A campaign kickoff event in Rockville and a rally in Arbutus were followed by swings through Western Maryland and the Eastern Shore that drew modest but enthusiastic crowds.
Since then, Ehrlich has maintained a lighter public schedule and been less visible than O'Malley. Ehrlich and his aides say he is out and about more than it appears, at fundraisers and other events closed to the media, and that he is balancing his campaign schedule with his kids' sporting events and unfinished work at his law firm. He made several appearances over the weekend, including at a parade in Easton and two charity events in Baltimore.
In public appearances, Ehrlich has acknowledged he is running in a "tough state" and "tough election" and has been more candid than most candidates about the possibility of losing. At a roundtable discussion with small-business owners in Annapolis, Ehrlich said he wanted some of them to serve on his transition team if he wins. But even if things don't go his way, Ehrlich said, the business owners need to be far more aggressive about lobbying state leaders in Annapolis.
There have been murmurs in Maryland political circles about whether Ehrlich -- whom Democrats chided for spending too much time on the golf course as governor -- has the fire in the belly needed to win. It's a notion Ehrlich dismisses.
In coming weeks and months, Ehrlich said, his campaign will roll out policy proposals on issues including small business, education and the environment. "It will be a combination of things you expect from me and others you wouldn't," he said.
Ehrlich is hoping to find a more receptive audience in the changed political environment.

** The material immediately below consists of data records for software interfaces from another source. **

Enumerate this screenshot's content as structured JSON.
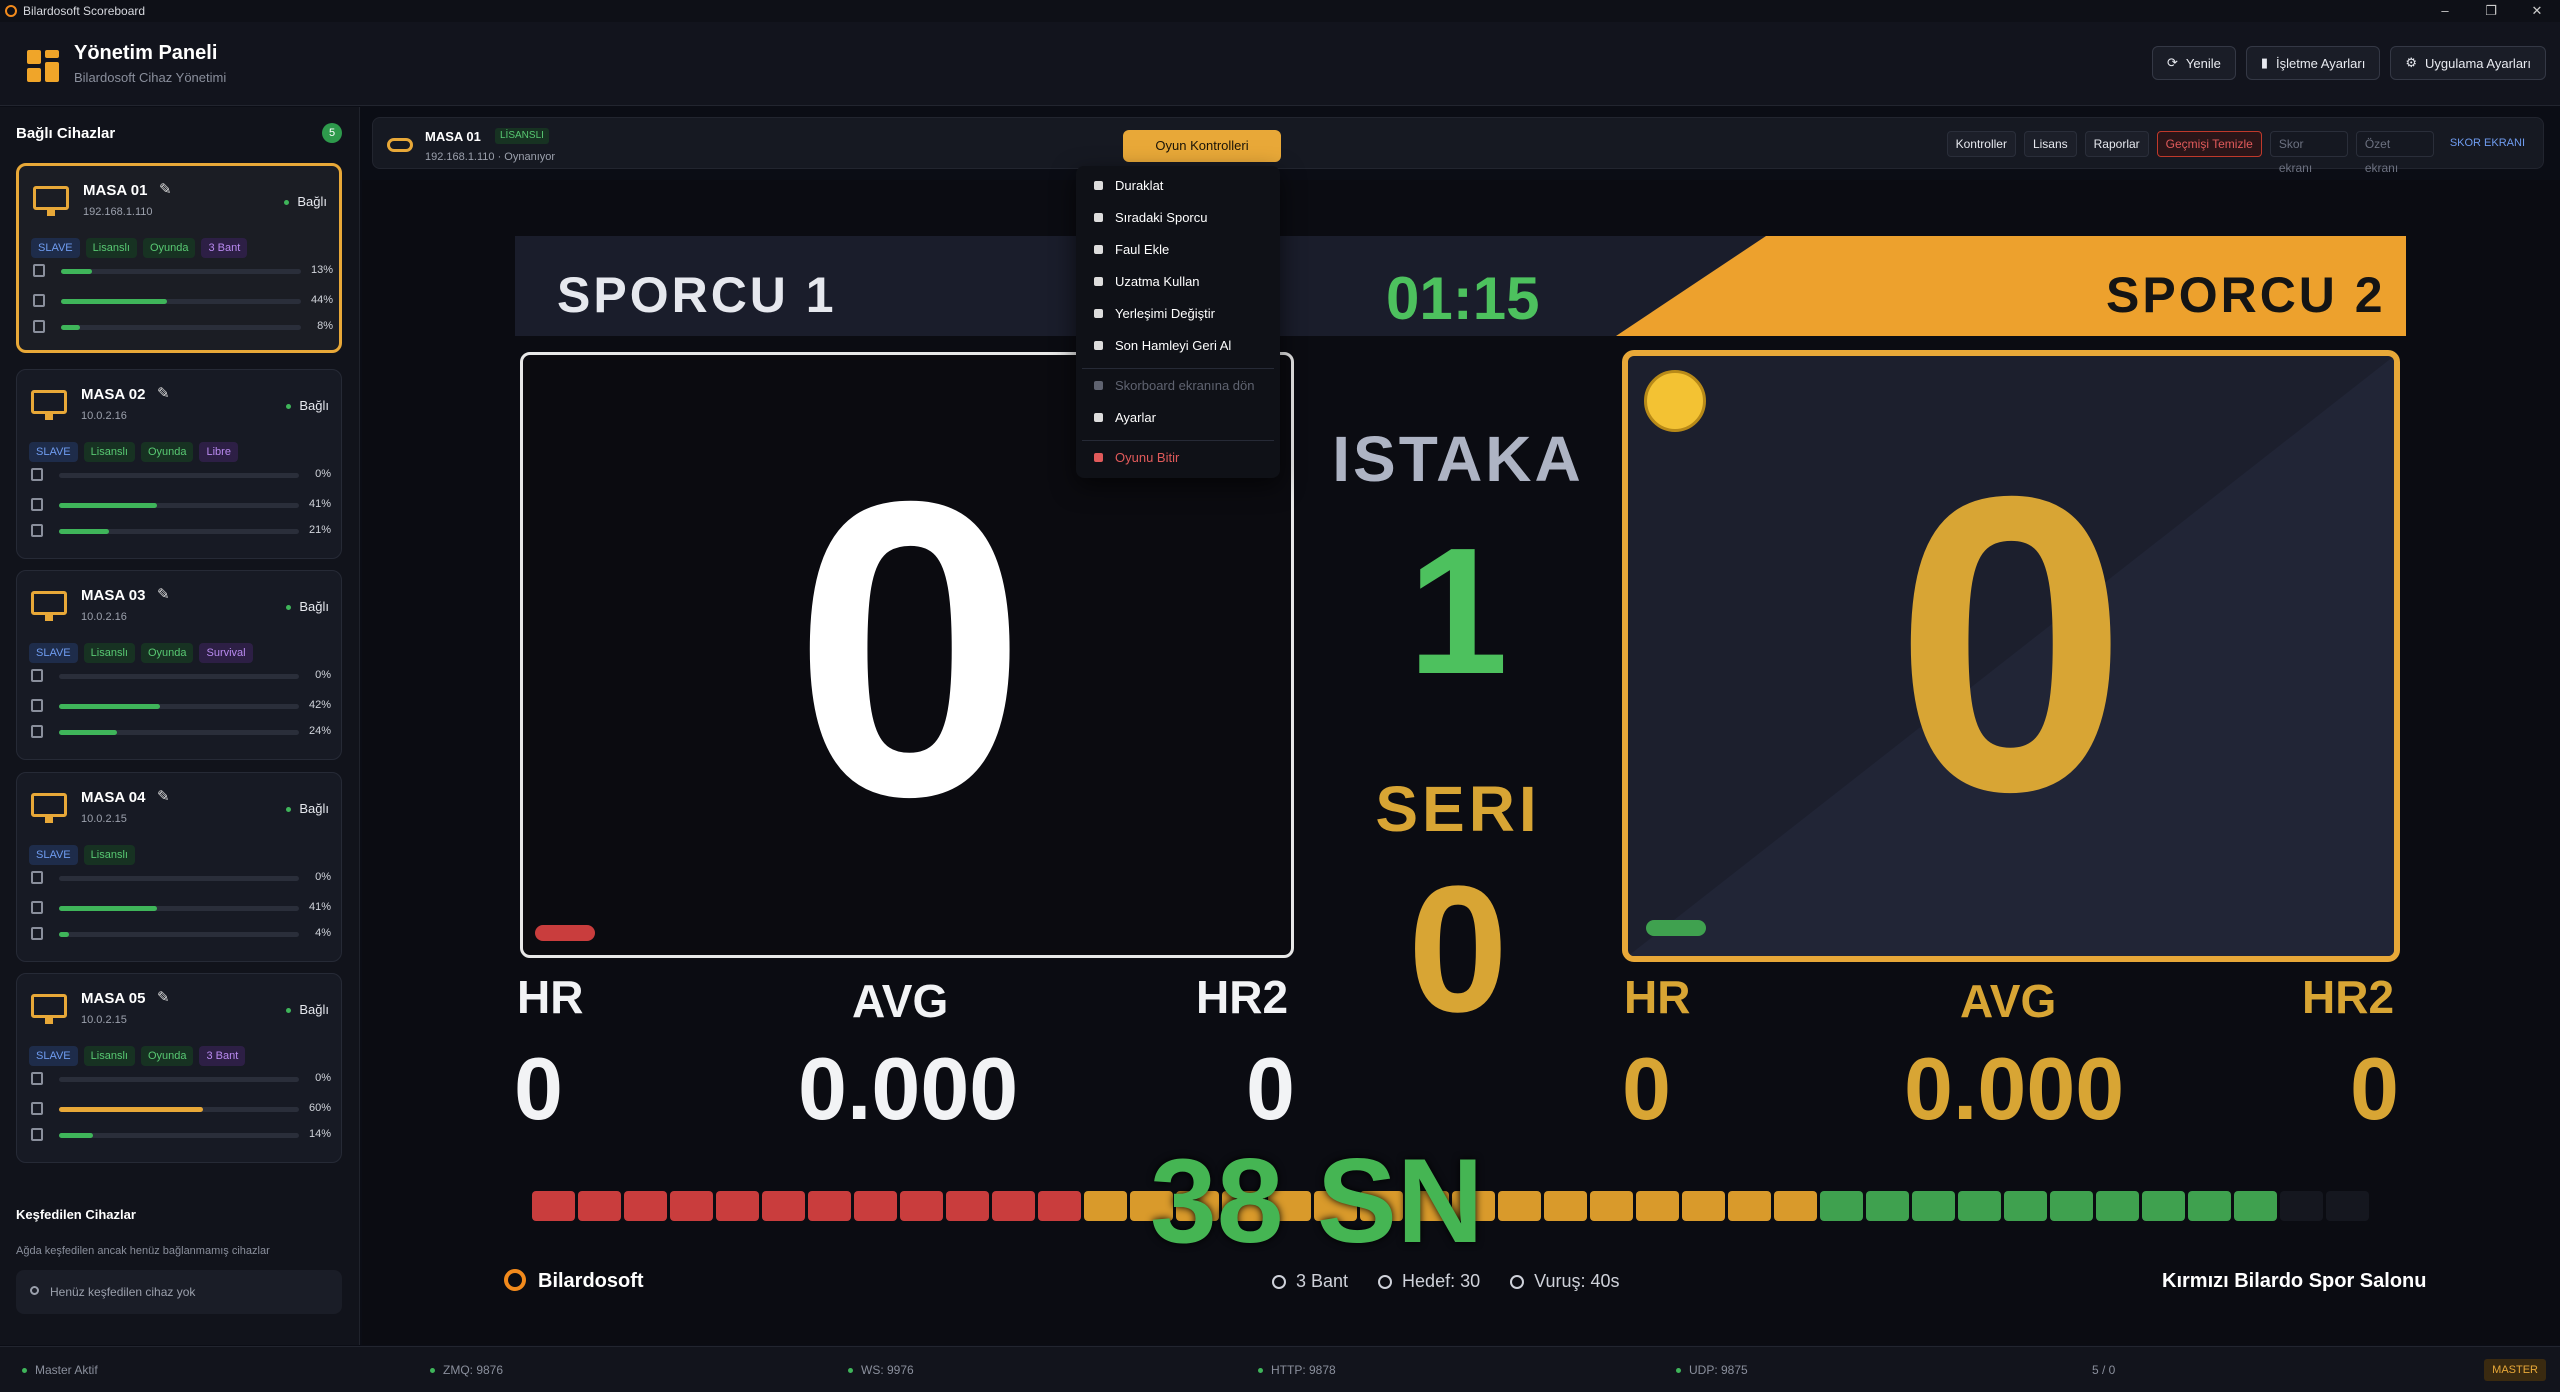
{
  "window": {
    "title": "Bilardosoft Scoreboard",
    "minimize": "–",
    "maximize": "❐",
    "close": "✕"
  },
  "header": {
    "title": "Yönetim Paneli",
    "subtitle": "Bilardosoft Cihaz Yönetimi",
    "buttons": [
      {
        "label": "Yenile",
        "icon": "refresh-icon",
        "glyph": "⟳"
      },
      {
        "label": "İşletme Ayarları",
        "icon": "building-icon",
        "glyph": "▮"
      },
      {
        "label": "Uygulama Ayarları",
        "icon": "gear-icon",
        "glyph": "⚙"
      }
    ]
  },
  "sidebar": {
    "title": "Bağlı Cihazlar",
    "count": "5",
    "devices": [
      {
        "name": "MASA 01",
        "ip": "192.168.1.110",
        "status": "Bağlı",
        "tags": [
          {
            "t": "SLAVE",
            "k": "slave"
          },
          {
            "t": "Lisanslı",
            "k": "lic"
          },
          {
            "t": "Oyunda",
            "k": "game"
          },
          {
            "t": "3 Bant",
            "k": "mode"
          }
        ],
        "meters": [
          {
            "v": 0.13,
            "p": "13%"
          },
          {
            "v": 0.44,
            "p": "44%"
          },
          {
            "v": 0.08,
            "p": "8%"
          }
        ],
        "selected": true
      },
      {
        "name": "MASA 02",
        "ip": "10.0.2.16",
        "status": "Bağlı",
        "tags": [
          {
            "t": "SLAVE",
            "k": "slave"
          },
          {
            "t": "Lisanslı",
            "k": "lic"
          },
          {
            "t": "Oyunda",
            "k": "game"
          },
          {
            "t": "Libre",
            "k": "mode"
          }
        ],
        "meters": [
          {
            "v": 0,
            "p": "0%"
          },
          {
            "v": 0.41,
            "p": "41%"
          },
          {
            "v": 0.21,
            "p": "21%"
          }
        ],
        "selected": false
      },
      {
        "name": "MASA 03",
        "ip": "10.0.2.16",
        "status": "Bağlı",
        "tags": [
          {
            "t": "SLAVE",
            "k": "slave"
          },
          {
            "t": "Lisanslı",
            "k": "lic"
          },
          {
            "t": "Oyunda",
            "k": "game"
          },
          {
            "t": "Survival",
            "k": "mode"
          }
        ],
        "meters": [
          {
            "v": 0,
            "p": "0%"
          },
          {
            "v": 0.42,
            "p": "42%"
          },
          {
            "v": 0.24,
            "p": "24%"
          }
        ],
        "selected": false
      },
      {
        "name": "MASA 04",
        "ip": "10.0.2.15",
        "status": "Bağlı",
        "tags": [
          {
            "t": "SLAVE",
            "k": "slave"
          },
          {
            "t": "Lisanslı",
            "k": "lic"
          }
        ],
        "meters": [
          {
            "v": 0,
            "p": "0%"
          },
          {
            "v": 0.41,
            "p": "41%"
          },
          {
            "v": 0.04,
            "p": "4%"
          }
        ],
        "selected": false
      },
      {
        "name": "MASA 05",
        "ip": "10.0.2.15",
        "status": "Bağlı",
        "tags": [
          {
            "t": "SLAVE",
            "k": "slave"
          },
          {
            "t": "Lisanslı",
            "k": "lic"
          },
          {
            "t": "Oyunda",
            "k": "game"
          },
          {
            "t": "3 Bant",
            "k": "mode"
          }
        ],
        "meters": [
          {
            "v": 0,
            "p": "0%"
          },
          {
            "v": 0.6,
            "p": "60%",
            "yellow": true
          },
          {
            "v": 0.14,
            "p": "14%"
          }
        ],
        "selected": false
      }
    ],
    "discovered_title": "Keşfedilen Cihazlar",
    "discovered_sub": "Ağda keşfedilen ancak henüz bağlanmamış cihazlar",
    "discovered_empty": "Henüz keşfedilen cihaz yok"
  },
  "topbar": {
    "name": "MASA 01",
    "license": "LİSANSLI",
    "ip_status": "192.168.1.110 · Oynanıyor",
    "game_controls": "Oyun Kontrolleri",
    "buttons": [
      "Kontroller",
      "Lisans",
      "Raporlar"
    ],
    "clear": "Geçmişi Temizle",
    "input1": "Skor ekranı",
    "input2": "Özet ekranı",
    "skor_link": "SKOR EKRANI"
  },
  "menu": {
    "items": [
      "Duraklat",
      "Sıradaki Sporcu",
      "Faul Ekle",
      "Uzatma Kullan",
      "Yerleşimi Değiştir",
      "Son Hamleyi Geri Al"
    ],
    "disabled": "Skorboard ekranına dön",
    "settings": "Ayarlar",
    "end": "Oyunu Bitir"
  },
  "scoreboard": {
    "player1": "SPORCU 1",
    "player2": "SPORCU 2",
    "timer": "01:15",
    "score1": "0",
    "score2": "0",
    "istaka_label": "ISTAKA",
    "istaka_value": "1",
    "seri_label": "SERI",
    "seri_value": "0",
    "p1_stats": {
      "hr_label": "HR",
      "hr": "0",
      "avg_label": "AVG",
      "avg": "0.000",
      "hr2_label": "HR2",
      "hr2": "0"
    },
    "p2_stats": {
      "hr_label": "HR",
      "hr": "0",
      "avg_label": "AVG",
      "avg": "0.000",
      "hr2_label": "HR2",
      "hr2": "0"
    },
    "shot_clock": "38 SN",
    "timeline": {
      "red": 12,
      "orange": 16,
      "green": 10,
      "empty": 2
    },
    "brand": "Bilardosoft",
    "mode": "3 Bant",
    "target": "Hedef: 30",
    "shot_time": "Vuruş: 40s",
    "venue": "Kırmızı Bilardo Spor Salonu"
  },
  "statusbar": {
    "master": "Master Aktif",
    "zmq": "ZMQ: 9876",
    "ws": "WS: 9976",
    "http": "HTTP: 9878",
    "udp": "UDP: 9875",
    "devices": "5 / 0",
    "role": "MASTER"
  },
  "colors": {
    "accent": "#e8a838",
    "green": "#4dc15e",
    "red": "#c93d3d",
    "orange": "#eda12d"
  }
}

In 2006, O'Malley and his allies ran a barrage of radio and television ads linking Ehrlich to an unpopular President George W. Bush -- a strategy that both sides agree paid off.
"I talked about Iraq more than tax policy last time, which was pretty strange for a governor's race," Ehrlich said last week after a luncheon in Baltimore attended by about 50 people. "This time, I don't have to do that. . . . The war and the president are not there."

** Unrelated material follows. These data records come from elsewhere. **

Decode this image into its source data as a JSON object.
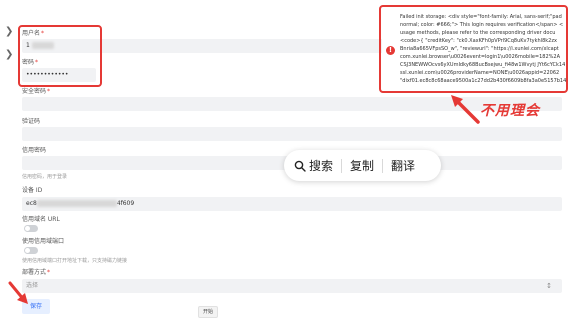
{
  "form": {
    "username": {
      "label": "用户名",
      "required_mark": "*",
      "value_prefix": "1"
    },
    "password": {
      "label": "密码",
      "required_mark": "*",
      "value": "••••••••••••"
    },
    "security_password": {
      "label": "安全密码",
      "required_mark": "*"
    },
    "captcha": {
      "label": "验证码"
    },
    "credit_password": {
      "label": "信用密码",
      "hint": "信用密码，用于登录"
    },
    "device_id": {
      "label": "设备 ID",
      "value_prefix": "ec8",
      "value_suffix": "4f609"
    },
    "credit_domain_url": {
      "label": "信用域名 URL"
    },
    "credit_domain_port": {
      "label": "使用信用域端口",
      "hint": "使用信用域端口打开地址下载，只支持磁力链接"
    },
    "deploy_mode": {
      "label": "部署方式",
      "required_mark": "*",
      "placeholder": "选择"
    }
  },
  "buttons": {
    "save": "保存",
    "start": "开始"
  },
  "context_toolbar": {
    "search": "搜索",
    "copy": "复制",
    "translate": "翻译"
  },
  "error_message": {
    "lines": [
      "Failed init storage: <div style=\"font-family: Arial, sans-serif;\"pad",
      "normal; color: #666;\"> This login requires verification</span> <",
      "usage methods, please refer to the corresponding driver docu",
      "<code>{ \"creditKey\": \"ck0.XaxKFh0pVPrl9Cq8uKv7tykhl8k2zx",
      "Bnria8a665VFpsSO_w\", \"reviewurl\": \"https://i.xunlei.com/xlcapt",
      "com.xunlei.browser\\u0026event=login1\\u0026mobile=182%2A",
      "CSJ3NEWWOcvs6yXUmIdky68BucBsejwu_fi48w1Wvytj JYt6cYCk14",
      "ssl.xunlei.com\\u0026providerName=NONE\\u0026appid=22062",
      "\"dixf01.ec8c8c68aace9500a1c27dd2b430f6609b8fa3a0e5157b142"
    ]
  },
  "annotation": "不用理会",
  "colors": {
    "accent": "#2f6cf6",
    "danger": "#e53935",
    "field_bg": "#f1f2f4"
  }
}
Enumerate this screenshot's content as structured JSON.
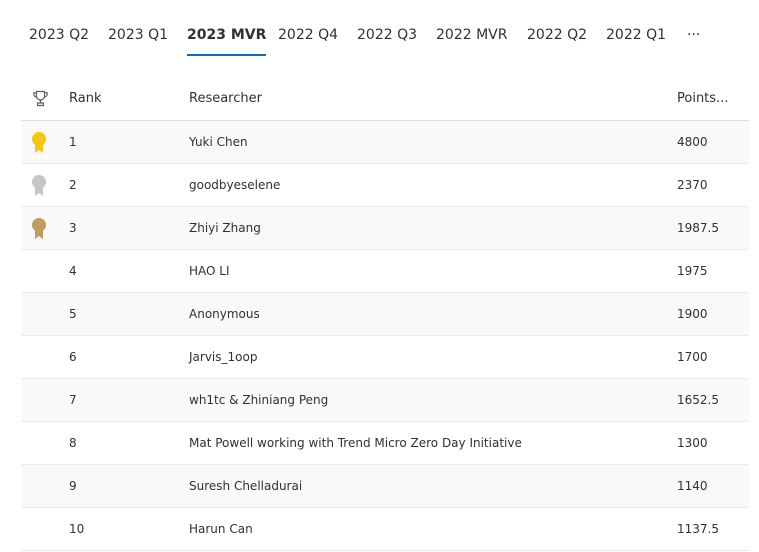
{
  "tabs": [
    {
      "label": "2023 Q2"
    },
    {
      "label": "2023 Q1"
    },
    {
      "label": "2023 MVR",
      "active": true
    },
    {
      "label": "2022 Q4"
    },
    {
      "label": "2022 Q3"
    },
    {
      "label": "2022 MVR"
    },
    {
      "label": "2022 Q2"
    },
    {
      "label": "2022 Q1"
    },
    {
      "label": "···"
    }
  ],
  "table": {
    "headers": {
      "icon": "trophy-icon",
      "rank": "Rank",
      "researcher": "Researcher",
      "points": "Points..."
    },
    "rows": [
      {
        "rank": "1",
        "researcher": "Yuki Chen",
        "points": "4800",
        "medal": "gold"
      },
      {
        "rank": "2",
        "researcher": "goodbyeselene",
        "points": "2370",
        "medal": "silver"
      },
      {
        "rank": "3",
        "researcher": "Zhiyi Zhang",
        "points": "1987.5",
        "medal": "bronze"
      },
      {
        "rank": "4",
        "researcher": "HAO LI",
        "points": "1975"
      },
      {
        "rank": "5",
        "researcher": "Anonymous",
        "points": "1900"
      },
      {
        "rank": "6",
        "researcher": "Jarvis_1oop",
        "points": "1700"
      },
      {
        "rank": "7",
        "researcher": "wh1tc & Zhiniang Peng",
        "points": "1652.5"
      },
      {
        "rank": "8",
        "researcher": "Mat Powell working with Trend Micro Zero Day Initiative",
        "points": "1300"
      },
      {
        "rank": "9",
        "researcher": "Suresh Chelladurai",
        "points": "1140"
      },
      {
        "rank": "10",
        "researcher": "Harun Can",
        "points": "1137.5"
      }
    ]
  },
  "colors": {
    "gold": "#f2c811",
    "silver": "#c8c6c4",
    "bronze": "#c19c5f",
    "accent": "#0f6cbd"
  }
}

Although Ehrlich might not be running into a national headwind this year, it remains to be seen whether he will be lifted by a political tailwind favoring Republicans.

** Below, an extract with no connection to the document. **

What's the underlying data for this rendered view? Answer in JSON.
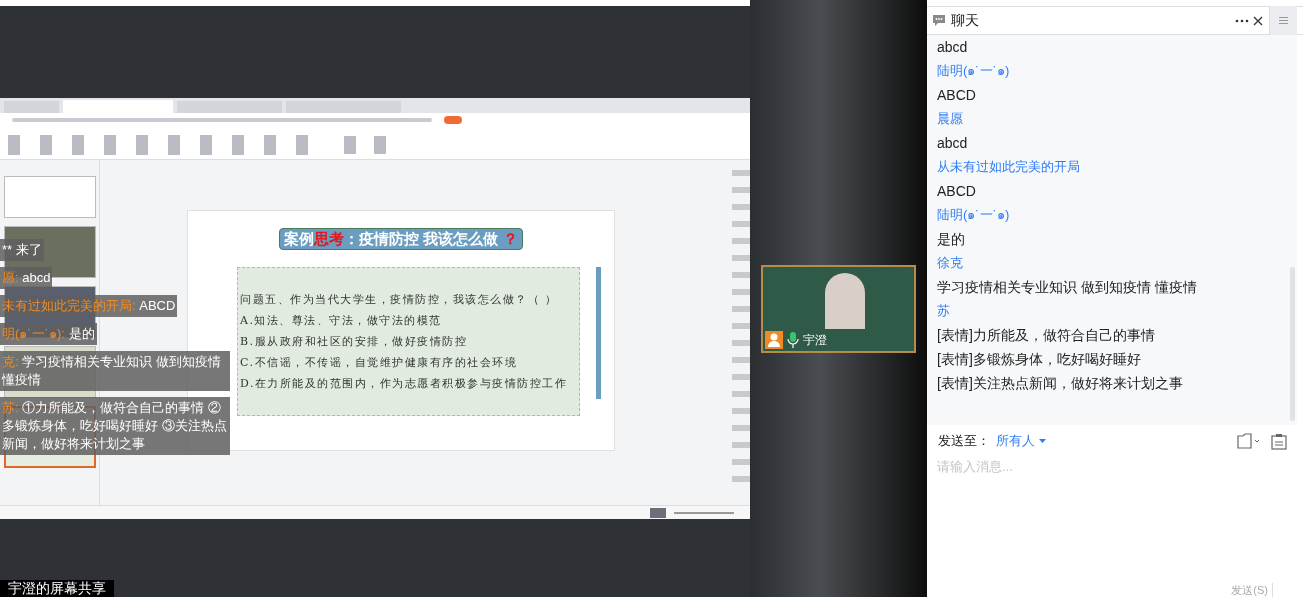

Haller said Maryland tends to be somewhat insulated from national sentiment running against the government, in part because it is home to so many federal employees.
"There's not a very visible, large-scale movement that has decided to make Maryland a battleground, and some of those people are not going to want to make Ehrlich their savior," Haller said, alluding to Ehrlich's 20 years in public office and spending increases during the latter part of his term as governor.
To that point, Ehrlich has made a plan to roll back a 2007 increase in the state sales tax the centerpiece of his campaign. The increase -- from 5 to 6 percent -- was the largest of tax increases supported by O'Malley during a special session that year aimed at closing anticipated budget shortfalls.
Ehrlich has played up his plan at rallies and in meetings with small-businesses owners, whom he suggests will again have a friend in the State House if he is elected. And Ehrlich has suggested that he is the only thing standing in the way of another round of tax increases after the election.
Many of Ehrlich's attacks have been aimed at Annapolis rather than O'Malley.
"Maryland believes Annapolis is broke," Ehrlich told a crowd on a street corner in downtown Hagerstown. "Our central mission is to fix Annapolis."
Among those who liked what they heard was Denny Stouffer, a retired state correctional officer, who said he was glad to see Ehrlich back in the game and thinks Ehrlich's chances of winning "are very good, if people look at the issues."
Asked whether he thinks Ehrlich has changed since his 2006 loss, Stouffer paused for a moment. "I don't think he has," he said. "He's just a few years older, that's all."